While the video footage of Floyd’s death is certainly horrifying and sends chills of racial injustice tingling down the spine, Chauvin’s defense team does have a case to make. While Floyd’s previous record is really irrelevant here and should be inadmissible, since those details were unknown to Chauvin in determining what level of force was necessary to subdue Floyd, defense attorneys will present the jury with a rap sheet that did include nine previous arrests, mostly for petty drug charges and theft. They will also suggest that Floyd was high on meth and fentanyl at the time of his arrest and that it was the drugs, not Chauvin’s knee on his neck, that caused Floyd’s death. Vital to their case will be the county’s autopsy and toxicology reports indicating that Floyd did indeed have both drugs in his bloodstream at the time of his death and ruling the cause of death to be cardiopulmonary arrest. Given that the jury must find that Chauvin, not the drugs, were the immediate cause of Floyd’s death, the defense will present a compelling argument for Chauvin’s acquittal.

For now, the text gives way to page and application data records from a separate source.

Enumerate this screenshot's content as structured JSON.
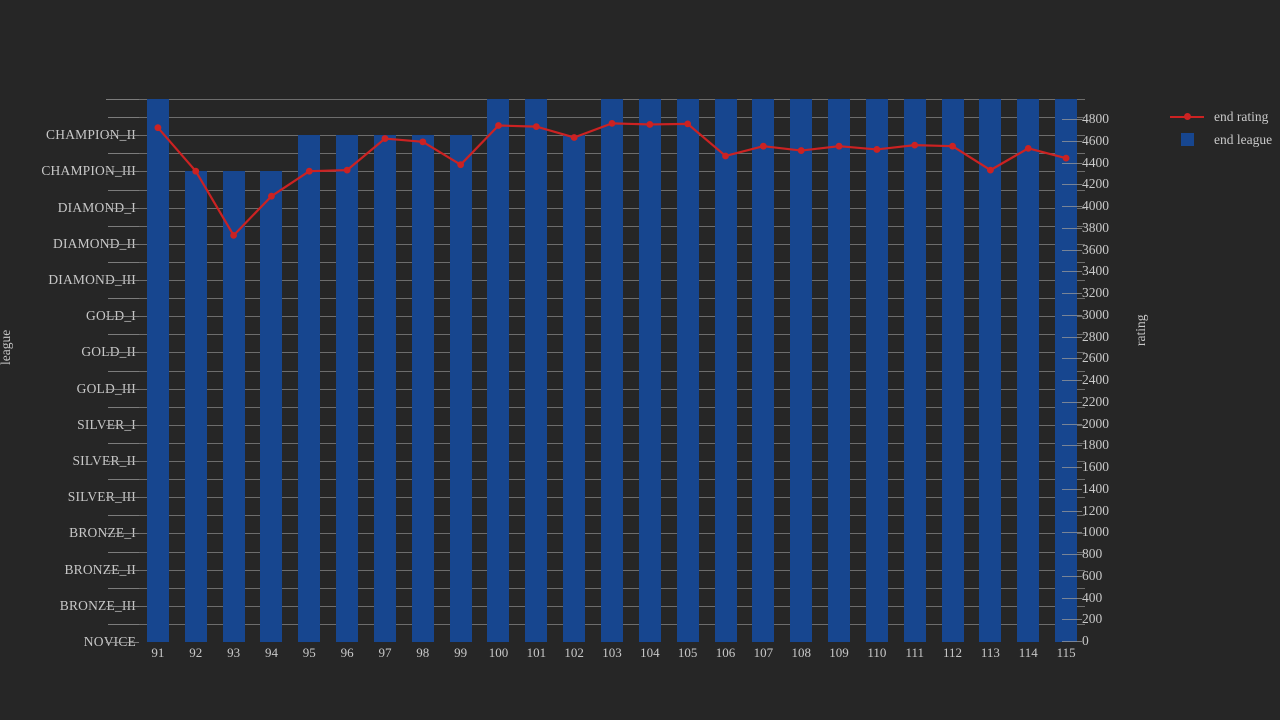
{
  "chart_data": {
    "type": "bar",
    "title": "",
    "xlabel": "",
    "ylabel": "league",
    "y2label": "rating",
    "grid": true,
    "legend_position": "right",
    "categories": [
      "91",
      "92",
      "93",
      "94",
      "95",
      "96",
      "97",
      "98",
      "99",
      "100",
      "101",
      "102",
      "103",
      "104",
      "105",
      "106",
      "107",
      "108",
      "109",
      "110",
      "111",
      "112",
      "113",
      "114",
      "115"
    ],
    "series": [
      {
        "name": "end league",
        "type": "bar",
        "color": "#17468f",
        "axis": "left",
        "values": [
          "CHAMPION_I",
          "CHAMPION_III",
          "CHAMPION_III",
          "CHAMPION_III",
          "CHAMPION_II",
          "CHAMPION_II",
          "CHAMPION_II",
          "CHAMPION_II",
          "CHAMPION_II",
          "CHAMPION_I",
          "CHAMPION_I",
          "CHAMPION_II",
          "CHAMPION_I",
          "CHAMPION_I",
          "CHAMPION_I",
          "CHAMPION_I",
          "CHAMPION_I",
          "CHAMPION_I",
          "CHAMPION_I",
          "CHAMPION_I",
          "CHAMPION_I",
          "CHAMPION_I",
          "CHAMPION_I",
          "CHAMPION_I",
          "CHAMPION_I"
        ]
      },
      {
        "name": "end rating",
        "type": "line",
        "color": "#cc2222",
        "axis": "right",
        "values": [
          4720,
          4320,
          3730,
          4090,
          4320,
          4330,
          4620,
          4590,
          4380,
          4740,
          4730,
          4630,
          4760,
          4750,
          4755,
          4460,
          4550,
          4510,
          4550,
          4520,
          4560,
          4550,
          4330,
          4530,
          4440
        ]
      }
    ],
    "left_axis": {
      "label": "league",
      "ticks": [
        "CHAMPION_II",
        "CHAMPION_III",
        "DIAMOND_I",
        "DIAMOND_II",
        "DIAMOND_III",
        "GOLD_I",
        "GOLD_II",
        "GOLD_III",
        "SILVER_I",
        "SILVER_II",
        "SILVER_III",
        "BRONZE_I",
        "BRONZE_II",
        "BRONZE_III",
        "NOVICE"
      ],
      "all_levels": [
        "CHAMPION_I",
        "CHAMPION_II",
        "CHAMPION_III",
        "DIAMOND_I",
        "DIAMOND_II",
        "DIAMOND_III",
        "GOLD_I",
        "GOLD_II",
        "GOLD_III",
        "SILVER_I",
        "SILVER_II",
        "SILVER_III",
        "BRONZE_I",
        "BRONZE_II",
        "BRONZE_III",
        "NOVICE"
      ]
    },
    "right_axis": {
      "label": "rating",
      "ylim": [
        0,
        4800
      ],
      "tick_step": 200,
      "ticks": [
        "4800",
        "4600",
        "4400",
        "4200",
        "4000",
        "3800",
        "3600",
        "3400",
        "3200",
        "3000",
        "2800",
        "2600",
        "2400",
        "2200",
        "2000",
        "1800",
        "1600",
        "1400",
        "1200",
        "1000",
        "800",
        "600",
        "400",
        "200",
        "0"
      ]
    },
    "legend": [
      {
        "label": "end rating",
        "marker": "line-marker",
        "color": "#cc2222"
      },
      {
        "label": "end league",
        "marker": "square",
        "color": "#17468f"
      }
    ],
    "colors": {
      "background": "#262626",
      "bar": "#17468f",
      "line": "#cc2222",
      "text": "#c8c8c8",
      "grid": "#9a9a9a"
    }
  }
}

In the end, however, it is the facts of the case and the merits of the prosecution’s argument that should persuade the jury of Chauvin’s guilt. While the drugs were in Floyd’s system, there is no evidence that he was actually high at the time of his arrest, especially given that both drugs can show up in a toxicology screening days after actual use. Moreover, a subsequent private autopsy requested by Floyd’s family suggested that the cause of death was indeed asphyxiation directly induced by Chauvin’s knee to his neck. While the defense will use the tried-and-true tactic of victim shaming here, the video clearly shows Floyd being entirely compliant from the moment he is engaged by the police. While he does struggle and resist being pushed into the squad car due to claims of claustrophobia, at no point does he serve as a credible physical threat to the officers or make any attempt to harm them. Rather, it is clear that he is simply trying to protect himself as he pleads with them to help him. Chauvin’s tactic of kneeling across Floyd’s neck, while permissible at the time of the incident, is only supposed to be used to subdue a suspect who is presenting a clear and present danger to the arresting officers. Given that Floyd was already handcuffed and clearly compliant, this measure represented lethal excessive force and should result in a guilty conviction for Chauvin.

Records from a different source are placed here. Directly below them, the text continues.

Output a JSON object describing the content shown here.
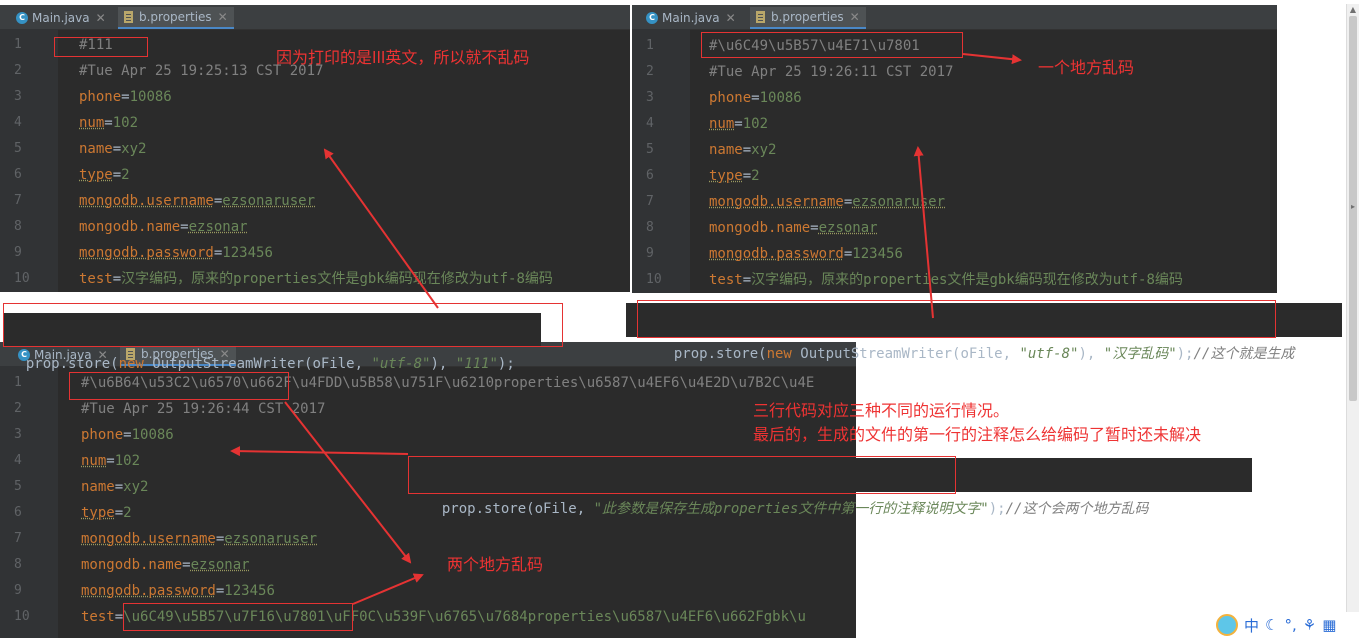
{
  "tabs": {
    "main": "Main.java",
    "props": "b.properties"
  },
  "editor1": {
    "lines": [
      {
        "n": "1",
        "segs": [
          [
            "com",
            "#111"
          ]
        ]
      },
      {
        "n": "2",
        "segs": [
          [
            "com",
            "#Tue Apr 25 19:25:13 CST 2017"
          ]
        ]
      },
      {
        "n": "3",
        "segs": [
          [
            "key",
            "phone"
          ],
          [
            "txt",
            "="
          ],
          [
            "val",
            "10086"
          ]
        ]
      },
      {
        "n": "4",
        "segs": [
          [
            "keyu",
            "num"
          ],
          [
            "txt",
            "="
          ],
          [
            "val",
            "102"
          ]
        ]
      },
      {
        "n": "5",
        "segs": [
          [
            "key",
            "name"
          ],
          [
            "txt",
            "="
          ],
          [
            "val",
            "xy2"
          ]
        ]
      },
      {
        "n": "6",
        "segs": [
          [
            "keyu",
            "type"
          ],
          [
            "txt",
            "="
          ],
          [
            "val",
            "2"
          ]
        ]
      },
      {
        "n": "7",
        "segs": [
          [
            "keyu",
            "mongodb.username"
          ],
          [
            "txt",
            "="
          ],
          [
            "valu",
            "ezsonaruser"
          ]
        ]
      },
      {
        "n": "8",
        "segs": [
          [
            "key",
            "mongodb.name"
          ],
          [
            "txt",
            "="
          ],
          [
            "valu",
            "ezsonar"
          ]
        ]
      },
      {
        "n": "9",
        "segs": [
          [
            "keyu",
            "mongodb.password"
          ],
          [
            "txt",
            "="
          ],
          [
            "val",
            "123456"
          ]
        ]
      },
      {
        "n": "10",
        "segs": [
          [
            "key",
            "test"
          ],
          [
            "txt",
            "="
          ],
          [
            "val",
            "汉字编码，原来的properties文件是gbk编码现在修改为utf-8编码"
          ]
        ]
      }
    ]
  },
  "editor2": {
    "lines": [
      {
        "n": "1",
        "segs": [
          [
            "com",
            "#\\u6C49\\u5B57\\u4E71\\u7801"
          ]
        ]
      },
      {
        "n": "2",
        "segs": [
          [
            "com",
            "#Tue Apr 25 19:26:11 CST 2017"
          ]
        ]
      },
      {
        "n": "3",
        "segs": [
          [
            "key",
            "phone"
          ],
          [
            "txt",
            "="
          ],
          [
            "val",
            "10086"
          ]
        ]
      },
      {
        "n": "4",
        "segs": [
          [
            "keyu",
            "num"
          ],
          [
            "txt",
            "="
          ],
          [
            "val",
            "102"
          ]
        ]
      },
      {
        "n": "5",
        "segs": [
          [
            "key",
            "name"
          ],
          [
            "txt",
            "="
          ],
          [
            "val",
            "xy2"
          ]
        ]
      },
      {
        "n": "6",
        "segs": [
          [
            "keyu",
            "type"
          ],
          [
            "txt",
            "="
          ],
          [
            "val",
            "2"
          ]
        ]
      },
      {
        "n": "7",
        "segs": [
          [
            "keyu",
            "mongodb.username"
          ],
          [
            "txt",
            "="
          ],
          [
            "valu",
            "ezsonaruser"
          ]
        ]
      },
      {
        "n": "8",
        "segs": [
          [
            "key",
            "mongodb.name"
          ],
          [
            "txt",
            "="
          ],
          [
            "valu",
            "ezsonar"
          ]
        ]
      },
      {
        "n": "9",
        "segs": [
          [
            "keyu",
            "mongodb.password"
          ],
          [
            "txt",
            "="
          ],
          [
            "val",
            "123456"
          ]
        ]
      },
      {
        "n": "10",
        "segs": [
          [
            "key",
            "test"
          ],
          [
            "txt",
            "="
          ],
          [
            "val",
            "汉字编码，原来的properties文件是gbk编码现在修改为utf-8编码"
          ]
        ]
      }
    ]
  },
  "editor3": {
    "lines": [
      {
        "n": "1",
        "segs": [
          [
            "com",
            "#\\u6B64\\u53C2\\u6570\\u662F\\u4FDD\\u5B58\\u751F\\u6210properties\\u6587\\u4EF6\\u4E2D\\u7B2C\\u4E"
          ]
        ]
      },
      {
        "n": "2",
        "segs": [
          [
            "com",
            "#Tue Apr 25 19:26:44 CST 2017"
          ]
        ]
      },
      {
        "n": "3",
        "segs": [
          [
            "key",
            "phone"
          ],
          [
            "txt",
            "="
          ],
          [
            "val",
            "10086"
          ]
        ]
      },
      {
        "n": "4",
        "segs": [
          [
            "keyu",
            "num"
          ],
          [
            "txt",
            "="
          ],
          [
            "val",
            "102"
          ]
        ]
      },
      {
        "n": "5",
        "segs": [
          [
            "key",
            "name"
          ],
          [
            "txt",
            "="
          ],
          [
            "val",
            "xy2"
          ]
        ]
      },
      {
        "n": "6",
        "segs": [
          [
            "keyu",
            "type"
          ],
          [
            "txt",
            "="
          ],
          [
            "val",
            "2"
          ]
        ]
      },
      {
        "n": "7",
        "segs": [
          [
            "keyu",
            "mongodb.username"
          ],
          [
            "txt",
            "="
          ],
          [
            "valu",
            "ezsonaruser"
          ]
        ]
      },
      {
        "n": "8",
        "segs": [
          [
            "key",
            "mongodb.name"
          ],
          [
            "txt",
            "="
          ],
          [
            "valu",
            "ezsonar"
          ]
        ]
      },
      {
        "n": "9",
        "segs": [
          [
            "keyu",
            "mongodb.password"
          ],
          [
            "txt",
            "="
          ],
          [
            "val",
            "123456"
          ]
        ]
      },
      {
        "n": "10",
        "segs": [
          [
            "key",
            "test"
          ],
          [
            "txt",
            "="
          ],
          [
            "val",
            "\\u6C49\\u5B57\\u7F16\\u7801\\uFF0C\\u539F\\u6765\\u7684properties\\u6587\\u4EF6\\u662Fgbk\\u"
          ]
        ]
      }
    ]
  },
  "snippets": {
    "s1": {
      "a": "prop.store(",
      "kw": "new",
      "b": " OutputStreamWriter(oFile, ",
      "s1": "\"utf-8\"",
      "c": "), ",
      "s2": "\"111\"",
      "d": ");"
    },
    "s2": {
      "a": "prop.store(",
      "kw": "new",
      "b": " OutputStreamWriter(oFile, ",
      "s1": "\"utf-8\"",
      "c": "), ",
      "s2": "\"汉字乱码\"",
      "d": ");",
      "cm": "//这个就是生成"
    },
    "s3": {
      "a": "prop.store(oFile, ",
      "s1": "\"此参数是保存生成properties文件中第一行的注释说明文字\"",
      "d": ");",
      "cm": "//这个会两个地方乱码"
    }
  },
  "notes": {
    "n1": "因为打印的是lll英文，所以就不乱码",
    "n2": "一个地方乱码",
    "n3a": "三行代码对应三种不同的运行情况。",
    "n3b": "最后的，生成的文件的第一行的注释怎么给编码了暂时还未解决",
    "n4": "两个地方乱码"
  },
  "tray": {
    "ime": "中"
  },
  "colors": {
    "annotation": "#e53333",
    "editor_bg": "#2b2b2b",
    "keyword": "#cc7832",
    "string": "#6a8759",
    "comment": "#808080"
  }
}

But will it? To be honest, I just don’t know anymore. What I do know is that a finding of guilt would restore a little bit of my faith in American justice, but not because it would somehow undo or atone for centuries of racial inequity, but rather because it would be the just decision in this particular case. We cannot expunge our long history of racial injustice in one single criminal conviction. Rather, each individual case must be one small step of its own, each an opportunity to serve as a microcosm for justice being restored in a nation that badly needs it.
Steven Craig is the author of the best-selling novel WAITING FOR TODAY, as well as numerous published poems, short stories, and dramatic works. Read his blog TRUTH: In 1000 Words or Less every THURSDAY at www.waitingfortoday.com